Aggression, Revenge, and the Prince of Peace


February 3

Aggression, Revenge, and the Prince of Peace ~~ Matt Fitzgerald

"Blessed are the peacemakers, for they will be called children of God." - Matthew 5:9

My mother told me this story years ago: During the run-up to the war in Iraq, a group in my hometown printed yard signs that read, "Say NO to War." Incensed, another group produced signs that said, "Say GO to War." One of her neighbors posted a "Go to War" sign in his yard. Then, a few months later while putting up his Christmas lights he placed an illuminated plastic crèche next to it.  
This is the balancing act the world asks Christians to practice: aggression, revenge and the Prince of Peace all living in brightly lit artificial unity. Of course it is impossible. So the world's solution is to reduce Jesus to decoration, while bowing down to violence. You can guess which piece of lawn art was still standing on February 2.  

We can box Jesus up and put him in the basement next to the Christmas lights, but we cannot keep him quiet. He insists, "Blessed are the peacemakers." He says it with his mouth. And then he says it with his life. Even as the world alerts us to God's absence, Jesus gives us God's presence: a new way to live, a life of uncomfortable blessings. For he promises that if we receive his beatitudes we'll be reviled, persecuted, slandered. That's life with God. Good thing the alternative is so absurd.

Prayer: Dear God, give us the courage to receive Christ's uncomfortable blessing. Amen.


From the United Church of Christ Still Speaking Daily Devotional.



January 15

Perfect – Quinn G. Caldwell

If you wish to be perfect, go, sell your possessions, and give the money to the poor, and you will have treasure in heaven; and come, follow me. From Matthew 19:16 – 22

I read this one book in elementary school about a hapless kid who's always making a mess of things. One day, he finds a guy that promises to make him perfect. Hilarity ensues. In the end, he discovers the perfect people spend all day sitting around drinking weak tea with the window shades drawn.

Which is just about what happens when people try to make themselves perfect.

A young man asks Jesus what he should do to inherit eternal life. Jesus tells them to follow the Commandments; he says he has been. Jesus tells them it's time to let God do the rest. Sell your possessions, get rid of all your stuff and all your power and all of your ability to believe you can do this on your own, he says. Trust God to do the rest. Which doesn't sound any better to the young man than it does for most of us.

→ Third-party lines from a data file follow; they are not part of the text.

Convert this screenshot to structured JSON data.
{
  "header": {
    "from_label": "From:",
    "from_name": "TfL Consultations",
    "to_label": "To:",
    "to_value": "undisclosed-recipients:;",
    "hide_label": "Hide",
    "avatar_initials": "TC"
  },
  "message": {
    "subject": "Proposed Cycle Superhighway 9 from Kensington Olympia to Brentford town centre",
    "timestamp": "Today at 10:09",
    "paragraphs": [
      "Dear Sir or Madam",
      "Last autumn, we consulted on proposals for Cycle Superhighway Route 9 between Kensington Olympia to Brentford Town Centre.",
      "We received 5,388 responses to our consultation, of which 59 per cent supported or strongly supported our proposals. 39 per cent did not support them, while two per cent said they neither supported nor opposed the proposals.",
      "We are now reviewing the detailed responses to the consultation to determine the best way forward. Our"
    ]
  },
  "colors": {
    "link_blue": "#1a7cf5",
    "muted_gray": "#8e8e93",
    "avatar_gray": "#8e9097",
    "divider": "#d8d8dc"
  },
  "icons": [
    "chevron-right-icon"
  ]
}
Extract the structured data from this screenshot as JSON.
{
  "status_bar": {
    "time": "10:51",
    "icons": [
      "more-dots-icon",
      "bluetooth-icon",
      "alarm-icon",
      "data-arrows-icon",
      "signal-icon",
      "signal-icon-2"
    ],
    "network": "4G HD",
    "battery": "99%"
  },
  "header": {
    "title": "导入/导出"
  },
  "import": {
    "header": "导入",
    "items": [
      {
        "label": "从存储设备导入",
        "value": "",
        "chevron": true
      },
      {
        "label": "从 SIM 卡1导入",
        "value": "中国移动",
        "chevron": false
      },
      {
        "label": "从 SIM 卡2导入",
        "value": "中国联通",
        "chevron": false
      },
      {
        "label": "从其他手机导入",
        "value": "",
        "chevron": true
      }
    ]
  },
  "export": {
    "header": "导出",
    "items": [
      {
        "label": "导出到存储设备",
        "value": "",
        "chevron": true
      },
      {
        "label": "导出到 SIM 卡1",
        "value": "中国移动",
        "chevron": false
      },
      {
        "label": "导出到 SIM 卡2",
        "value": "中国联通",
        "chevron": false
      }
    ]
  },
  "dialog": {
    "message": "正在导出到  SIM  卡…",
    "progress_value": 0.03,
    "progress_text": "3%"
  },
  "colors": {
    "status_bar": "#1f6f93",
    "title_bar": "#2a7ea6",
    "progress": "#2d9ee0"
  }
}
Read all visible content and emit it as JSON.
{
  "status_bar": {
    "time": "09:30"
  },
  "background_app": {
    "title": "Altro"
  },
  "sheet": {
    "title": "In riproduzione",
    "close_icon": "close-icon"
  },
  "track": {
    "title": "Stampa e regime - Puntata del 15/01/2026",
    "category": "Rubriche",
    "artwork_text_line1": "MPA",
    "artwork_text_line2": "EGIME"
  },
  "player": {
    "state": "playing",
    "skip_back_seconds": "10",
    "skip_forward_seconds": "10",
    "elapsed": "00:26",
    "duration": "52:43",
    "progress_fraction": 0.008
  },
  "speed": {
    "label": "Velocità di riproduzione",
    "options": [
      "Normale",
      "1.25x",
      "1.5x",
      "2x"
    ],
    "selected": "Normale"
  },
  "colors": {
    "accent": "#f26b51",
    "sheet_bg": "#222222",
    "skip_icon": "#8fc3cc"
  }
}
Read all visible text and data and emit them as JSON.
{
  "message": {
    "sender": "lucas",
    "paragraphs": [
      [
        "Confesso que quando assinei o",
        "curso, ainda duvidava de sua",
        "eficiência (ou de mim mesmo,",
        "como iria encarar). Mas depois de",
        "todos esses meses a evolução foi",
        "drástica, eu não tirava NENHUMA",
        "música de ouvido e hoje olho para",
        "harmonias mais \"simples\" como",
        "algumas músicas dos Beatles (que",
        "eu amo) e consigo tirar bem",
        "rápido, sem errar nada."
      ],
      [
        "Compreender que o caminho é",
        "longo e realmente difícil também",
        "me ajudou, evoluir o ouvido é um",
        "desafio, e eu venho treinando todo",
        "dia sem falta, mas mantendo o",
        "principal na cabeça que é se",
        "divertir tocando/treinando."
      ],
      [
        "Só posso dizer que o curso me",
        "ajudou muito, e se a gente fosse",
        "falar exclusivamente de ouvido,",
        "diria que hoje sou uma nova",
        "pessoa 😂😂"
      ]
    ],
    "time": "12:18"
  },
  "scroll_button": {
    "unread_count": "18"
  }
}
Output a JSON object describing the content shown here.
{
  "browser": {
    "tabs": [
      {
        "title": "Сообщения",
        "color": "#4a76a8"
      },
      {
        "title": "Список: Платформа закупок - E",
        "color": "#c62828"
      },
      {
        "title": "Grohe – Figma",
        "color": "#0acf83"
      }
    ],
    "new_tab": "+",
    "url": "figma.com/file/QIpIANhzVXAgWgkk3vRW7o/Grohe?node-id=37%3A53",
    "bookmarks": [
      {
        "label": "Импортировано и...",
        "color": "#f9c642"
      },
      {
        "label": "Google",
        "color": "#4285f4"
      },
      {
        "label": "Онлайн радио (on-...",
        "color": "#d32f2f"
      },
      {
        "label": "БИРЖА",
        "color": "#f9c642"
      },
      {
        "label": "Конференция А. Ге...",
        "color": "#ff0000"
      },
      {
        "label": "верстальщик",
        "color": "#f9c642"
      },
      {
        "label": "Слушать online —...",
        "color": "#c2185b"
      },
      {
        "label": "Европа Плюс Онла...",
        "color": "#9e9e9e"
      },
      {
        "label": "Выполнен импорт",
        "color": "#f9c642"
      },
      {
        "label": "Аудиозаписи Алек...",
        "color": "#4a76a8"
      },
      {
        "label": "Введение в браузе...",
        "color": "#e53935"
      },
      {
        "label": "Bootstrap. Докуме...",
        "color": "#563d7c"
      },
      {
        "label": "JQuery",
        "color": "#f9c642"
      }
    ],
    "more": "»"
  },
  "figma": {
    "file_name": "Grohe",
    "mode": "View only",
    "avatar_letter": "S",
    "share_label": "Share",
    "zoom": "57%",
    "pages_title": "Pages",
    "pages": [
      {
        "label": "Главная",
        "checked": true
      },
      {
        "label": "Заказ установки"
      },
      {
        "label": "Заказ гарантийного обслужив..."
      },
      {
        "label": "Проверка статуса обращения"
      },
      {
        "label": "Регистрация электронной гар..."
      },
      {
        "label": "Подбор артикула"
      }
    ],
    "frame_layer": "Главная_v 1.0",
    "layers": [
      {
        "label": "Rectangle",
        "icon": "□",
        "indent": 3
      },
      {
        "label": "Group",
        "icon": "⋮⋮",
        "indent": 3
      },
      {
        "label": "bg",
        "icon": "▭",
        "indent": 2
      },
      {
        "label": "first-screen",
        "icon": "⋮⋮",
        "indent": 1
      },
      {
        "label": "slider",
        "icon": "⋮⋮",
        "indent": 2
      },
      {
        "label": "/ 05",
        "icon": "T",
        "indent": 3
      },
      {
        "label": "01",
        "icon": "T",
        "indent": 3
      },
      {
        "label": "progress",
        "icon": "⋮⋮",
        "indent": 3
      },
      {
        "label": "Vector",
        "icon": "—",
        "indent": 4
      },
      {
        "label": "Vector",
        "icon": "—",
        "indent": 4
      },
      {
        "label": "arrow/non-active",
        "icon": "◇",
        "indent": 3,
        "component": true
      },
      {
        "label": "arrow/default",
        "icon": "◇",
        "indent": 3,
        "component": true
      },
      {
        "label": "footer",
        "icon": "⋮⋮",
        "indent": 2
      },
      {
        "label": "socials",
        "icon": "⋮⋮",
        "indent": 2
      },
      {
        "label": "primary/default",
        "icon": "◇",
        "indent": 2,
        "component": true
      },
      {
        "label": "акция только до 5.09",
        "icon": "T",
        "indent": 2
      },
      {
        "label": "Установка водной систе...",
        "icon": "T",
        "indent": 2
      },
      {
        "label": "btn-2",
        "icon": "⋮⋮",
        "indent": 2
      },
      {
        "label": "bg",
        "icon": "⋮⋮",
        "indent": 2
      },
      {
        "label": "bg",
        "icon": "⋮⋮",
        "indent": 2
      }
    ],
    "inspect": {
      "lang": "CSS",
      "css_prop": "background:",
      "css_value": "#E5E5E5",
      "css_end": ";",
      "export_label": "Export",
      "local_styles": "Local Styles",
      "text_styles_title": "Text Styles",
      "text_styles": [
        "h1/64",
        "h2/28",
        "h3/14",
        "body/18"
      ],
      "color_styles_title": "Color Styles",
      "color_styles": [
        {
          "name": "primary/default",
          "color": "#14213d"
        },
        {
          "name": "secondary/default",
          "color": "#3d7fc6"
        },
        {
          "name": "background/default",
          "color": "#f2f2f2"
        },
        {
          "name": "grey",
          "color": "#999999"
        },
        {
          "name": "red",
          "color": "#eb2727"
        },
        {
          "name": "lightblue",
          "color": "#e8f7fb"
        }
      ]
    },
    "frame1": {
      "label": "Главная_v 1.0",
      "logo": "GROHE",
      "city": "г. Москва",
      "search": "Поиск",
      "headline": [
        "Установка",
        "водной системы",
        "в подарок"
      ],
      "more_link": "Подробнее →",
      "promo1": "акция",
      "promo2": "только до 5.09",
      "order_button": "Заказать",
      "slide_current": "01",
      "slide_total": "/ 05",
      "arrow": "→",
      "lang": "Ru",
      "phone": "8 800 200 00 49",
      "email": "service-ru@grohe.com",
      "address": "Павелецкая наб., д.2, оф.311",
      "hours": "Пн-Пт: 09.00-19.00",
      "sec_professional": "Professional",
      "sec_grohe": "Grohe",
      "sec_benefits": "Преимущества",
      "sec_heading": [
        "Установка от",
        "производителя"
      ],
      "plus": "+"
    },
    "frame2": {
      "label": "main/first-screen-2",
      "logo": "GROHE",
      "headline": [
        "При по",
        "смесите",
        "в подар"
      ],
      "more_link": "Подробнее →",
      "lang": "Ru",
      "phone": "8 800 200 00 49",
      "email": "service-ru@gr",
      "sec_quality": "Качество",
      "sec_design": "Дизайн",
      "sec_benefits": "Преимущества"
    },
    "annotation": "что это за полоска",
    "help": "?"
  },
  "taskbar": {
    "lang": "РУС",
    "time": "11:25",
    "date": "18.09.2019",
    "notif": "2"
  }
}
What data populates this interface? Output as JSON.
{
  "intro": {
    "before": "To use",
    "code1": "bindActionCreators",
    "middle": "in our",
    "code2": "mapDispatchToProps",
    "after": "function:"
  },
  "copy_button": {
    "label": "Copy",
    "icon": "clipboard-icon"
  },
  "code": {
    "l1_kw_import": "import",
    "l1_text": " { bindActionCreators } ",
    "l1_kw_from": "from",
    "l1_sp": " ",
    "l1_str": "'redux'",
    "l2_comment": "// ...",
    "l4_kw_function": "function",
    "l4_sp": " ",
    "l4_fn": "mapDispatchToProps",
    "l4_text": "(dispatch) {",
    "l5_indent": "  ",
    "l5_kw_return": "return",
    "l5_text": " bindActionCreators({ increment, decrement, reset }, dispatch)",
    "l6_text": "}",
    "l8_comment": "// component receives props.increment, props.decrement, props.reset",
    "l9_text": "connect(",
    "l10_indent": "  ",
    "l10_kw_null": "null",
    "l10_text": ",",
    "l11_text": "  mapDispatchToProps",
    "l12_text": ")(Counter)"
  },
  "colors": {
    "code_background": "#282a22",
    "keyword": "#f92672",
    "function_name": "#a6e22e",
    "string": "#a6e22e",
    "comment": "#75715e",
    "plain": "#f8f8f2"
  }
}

Most of us want to make ourselves perfect – – which usually ends up meaning boring, tightly controlled, and disengaged. Weak-tea perfect. But Jesus isn’t offering weak-tea perfect; he's offering new-wine perfect. Burst-old-wine-skins-and-run-all-over-the-place-sustaining-everything-with-holiness perfect. Delicious, strong, brave, loud, outside, un-window shaded perfect.

Following rules will only get you so far; after that, you're going to have to let God do the rest. Which is hard, but worth it; you don't want to be the kind of perfect you could manage to achieve on your own, anyway.

PRAYER: God, help me go as far as I can, and then help me let go and let you. Amen.


God Is Still Speaking: 365 Daily Devotionals, ed. Christina Villa (Cleveland: The Pilgrim Press, 2013), 17.